Extremely dry weather across much of Texas has left winter wheat stands under severe stress going into the holiday season.

Published on: Dec 7, 2012

Dry weather just won't give up in Texas but has been stubbornly hanging on right into the holiday season.

The winter wheat crop has really begun to suffer.

"We had one of the driest Octobers on record in Texas, and essentially no rain at all in November," says Dr. Travis Miller, Texas A&M AgriLife Extension Service program leader and Texas A&M University soil and crop sciences associate department head. "Most stands are still hanging on, but they can only do that for a little while with the amount of rainfall we got."

During the last week of September, much of the state was fortunate enough to get in on enough general rainfall to plant winter wheat and get the wheat crop to emerge to a stand. But then the rain just quit. An exceptionally dry October and November set in. Any wheat growth has been limited, and stands are now a risk in much of Texas.

RAIN QUIT. In late September, an East Texas farmer prepared to plant small grains for winter pastures. After September, the rains nearly ceased for the state throughout October and November. Texas A&M AgriLife Extension Service photo by Robert Burns
RAIN QUIT. In late September, an East Texas farmer prepared to plant small grains for winter pastures. After September, the rains nearly ceased for the state throughout October and November. Texas A&M AgriLife Extension Service photo by Robert Burns

Most Texas winter wheat was planted within a window of late September through mid-November this fall, with about 6 million acres of wheat planted for the entire state, Miller reports.

Typically in Texas, because of the importance of the cattle industry in the state, about 55% to 60% of the crop is grazed for forage, and the remaining balance is just planted for grain production. But a whole of Texas wheat was planted on about 1-inch of rain in the topsoil, with no deep moisture because of the 2011 and 2012 drought.

Miller says for a number of reasons, the loss of wheat stands would create substantial hardships for producers. For one, hay barns were emptied during the 2011 drought, and many cow-calf and stocker cattle producers need winter wheat to carry livestock through the winter.

Another frustration is that 2011 was economically devastating for many producers, and historically high wheat grain prices had promised some great returns on investment. And wheat futures prices likely are to get even higher as Oklahoma and western Kansas wheat growing conditions also are not good.

As for grazing, if producers haven't already gotten good growth for early grazing, they're not likely to, Miller notes.

"The reason we get good growth on fall-planted small grains is warmer temperatures and longer days, and as we get into cooler temperatures and shorter days, growth drops off," he says.
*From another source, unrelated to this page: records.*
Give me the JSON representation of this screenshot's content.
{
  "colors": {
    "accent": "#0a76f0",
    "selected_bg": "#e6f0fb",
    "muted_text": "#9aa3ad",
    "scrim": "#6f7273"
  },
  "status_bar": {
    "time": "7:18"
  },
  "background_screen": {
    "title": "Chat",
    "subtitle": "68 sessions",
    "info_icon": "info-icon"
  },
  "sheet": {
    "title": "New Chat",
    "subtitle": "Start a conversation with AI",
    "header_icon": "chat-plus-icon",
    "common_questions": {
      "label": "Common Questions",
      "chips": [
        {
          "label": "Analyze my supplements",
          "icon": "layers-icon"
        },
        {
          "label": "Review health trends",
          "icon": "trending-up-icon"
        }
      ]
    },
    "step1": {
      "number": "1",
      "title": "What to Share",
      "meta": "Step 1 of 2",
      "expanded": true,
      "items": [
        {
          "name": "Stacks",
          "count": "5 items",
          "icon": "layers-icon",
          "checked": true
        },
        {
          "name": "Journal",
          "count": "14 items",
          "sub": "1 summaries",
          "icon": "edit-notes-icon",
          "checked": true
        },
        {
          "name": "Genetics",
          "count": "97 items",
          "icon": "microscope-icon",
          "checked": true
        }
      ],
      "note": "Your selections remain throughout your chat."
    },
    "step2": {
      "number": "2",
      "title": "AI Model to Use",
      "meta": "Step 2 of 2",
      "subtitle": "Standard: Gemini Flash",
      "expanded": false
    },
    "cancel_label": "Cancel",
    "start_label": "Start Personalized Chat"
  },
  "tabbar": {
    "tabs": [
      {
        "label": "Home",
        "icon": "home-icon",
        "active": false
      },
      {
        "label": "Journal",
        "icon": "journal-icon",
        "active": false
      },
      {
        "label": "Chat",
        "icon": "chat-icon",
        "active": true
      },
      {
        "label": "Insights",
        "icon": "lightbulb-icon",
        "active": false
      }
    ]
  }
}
It's not over.

"We can still make a decent wheat crop, don't be mistaken about that," he says. "If we can just keep the stands alive through the winter, and if we get some snowfall or rainfall in the spring, then it can come around."